_How to complete this task:_ Below are some records; return all of them exactly as they are.

=== Material for the task ===

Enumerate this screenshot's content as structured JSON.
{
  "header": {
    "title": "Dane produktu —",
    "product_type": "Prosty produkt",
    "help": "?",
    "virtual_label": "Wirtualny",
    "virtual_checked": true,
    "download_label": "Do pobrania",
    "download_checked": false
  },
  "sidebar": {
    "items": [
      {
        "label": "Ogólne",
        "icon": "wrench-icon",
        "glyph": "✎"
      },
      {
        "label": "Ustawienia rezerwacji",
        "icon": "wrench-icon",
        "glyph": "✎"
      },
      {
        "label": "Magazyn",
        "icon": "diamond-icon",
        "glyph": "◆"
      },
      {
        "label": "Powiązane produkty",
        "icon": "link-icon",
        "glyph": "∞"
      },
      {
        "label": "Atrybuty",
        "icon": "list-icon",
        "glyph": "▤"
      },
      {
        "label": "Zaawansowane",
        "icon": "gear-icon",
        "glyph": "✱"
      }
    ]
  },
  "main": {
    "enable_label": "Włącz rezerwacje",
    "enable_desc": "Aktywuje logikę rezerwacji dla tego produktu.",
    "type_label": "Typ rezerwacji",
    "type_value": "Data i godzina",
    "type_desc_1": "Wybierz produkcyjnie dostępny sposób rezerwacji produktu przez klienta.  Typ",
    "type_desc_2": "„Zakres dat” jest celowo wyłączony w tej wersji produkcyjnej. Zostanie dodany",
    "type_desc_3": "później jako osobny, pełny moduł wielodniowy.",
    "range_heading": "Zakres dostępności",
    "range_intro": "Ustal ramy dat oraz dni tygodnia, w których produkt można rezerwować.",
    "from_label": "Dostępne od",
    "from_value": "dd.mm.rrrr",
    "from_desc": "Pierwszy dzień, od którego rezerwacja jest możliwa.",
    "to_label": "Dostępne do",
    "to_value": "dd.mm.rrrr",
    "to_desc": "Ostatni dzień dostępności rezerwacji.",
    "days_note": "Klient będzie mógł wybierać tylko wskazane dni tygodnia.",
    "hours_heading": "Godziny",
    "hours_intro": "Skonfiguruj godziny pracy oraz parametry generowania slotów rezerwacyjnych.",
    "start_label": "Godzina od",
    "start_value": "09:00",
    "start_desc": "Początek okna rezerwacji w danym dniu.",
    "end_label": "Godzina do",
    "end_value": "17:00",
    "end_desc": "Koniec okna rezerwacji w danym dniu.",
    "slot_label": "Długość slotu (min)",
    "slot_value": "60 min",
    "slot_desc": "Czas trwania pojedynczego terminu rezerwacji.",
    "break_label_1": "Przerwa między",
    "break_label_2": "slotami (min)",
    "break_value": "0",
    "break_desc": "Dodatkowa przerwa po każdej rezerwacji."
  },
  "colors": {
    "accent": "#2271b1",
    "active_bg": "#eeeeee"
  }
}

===

_Solution to the exercise:_
Enumerate this screenshot's content as structured JSON.
{
  "header": {
    "title": "Dane produktu —",
    "product_type": "Prosty produkt",
    "help": "?",
    "virtual_label": "Wirtualny",
    "virtual_checked": true,
    "download_label": "Do pobrania",
    "download_checked": false
  },
  "sidebar": {
    "items": [
      {
        "label": "Ogólne",
        "icon": "wrench-icon",
        "glyph": "✎"
      },
      {
        "label": "Ustawienia rezerwacji",
        "icon": "wrench-icon",
        "glyph": "✎"
      },
      {
        "label": "Magazyn",
        "icon": "diamond-icon",
        "glyph": "◆"
      },
      {
        "label": "Powiązane produkty",
        "icon": "link-icon",
        "glyph": "∞"
      },
      {
        "label": "Atrybuty",
        "icon": "list-icon",
        "glyph": "▤"
      },
      {
        "label": "Zaawansowane",
        "icon": "gear-icon",
        "glyph": "✱"
      }
    ]
  },
  "main": {
    "enable_label": "Włącz rezerwacje",
    "enable_desc": "Aktywuje logikę rezerwacji dla tego produktu.",
    "type_label": "Typ rezerwacji",
    "type_value": "Data i godzina",
    "type_desc_1": "Wybierz produkcyjnie dostępny sposób rezerwacji produktu przez klienta.  Typ",
    "type_desc_2": "„Zakres dat” jest celowo wyłączony w tej wersji produkcyjnej. Zostanie dodany",
    "type_desc_3": "później jako osobny, pełny moduł wielodniowy.",
    "range_heading": "Zakres dostępności",
    "range_intro": "Ustal ramy dat oraz dni tygodnia, w których produkt można rezerwować.",
    "from_label": "Dostępne od",
    "from_value": "dd.mm.rrrr",
    "from_desc": "Pierwszy dzień, od którego rezerwacja jest możliwa.",
    "to_label": "Dostępne do",
    "to_value": "dd.mm.rrrr",
    "to_desc": "Ostatni dzień dostępności rezerwacji.",
    "days_note": "Klient będzie mógł wybierać tylko wskazane dni tygodnia.",
    "hours_heading": "Godziny",
    "hours_intro": "Skonfiguruj godziny pracy oraz parametry generowania slotów rezerwacyjnych.",
    "start_label": "Godzina od",
    "start_value": "09:00",
    "start_desc": "Początek okna rezerwacji w danym dniu.",
    "end_label": "Godzina do",
    "end_value": "17:00",
    "end_desc": "Koniec okna rezerwacji w danym dniu.",
    "slot_label": "Długość slotu (min)",
    "slot_value": "60 min",
    "slot_desc": "Czas trwania pojedynczego terminu rezerwacji.",
    "break_label_1": "Przerwa między",
    "break_label_2": "slotami (min)",
    "break_value": "0",
    "break_desc": "Dodatkowa przerwa po każdej rezerwacji."
  },
  "colors": {
    "accent": "#2271b1",
    "active_bg": "#eeeeee"
  }
}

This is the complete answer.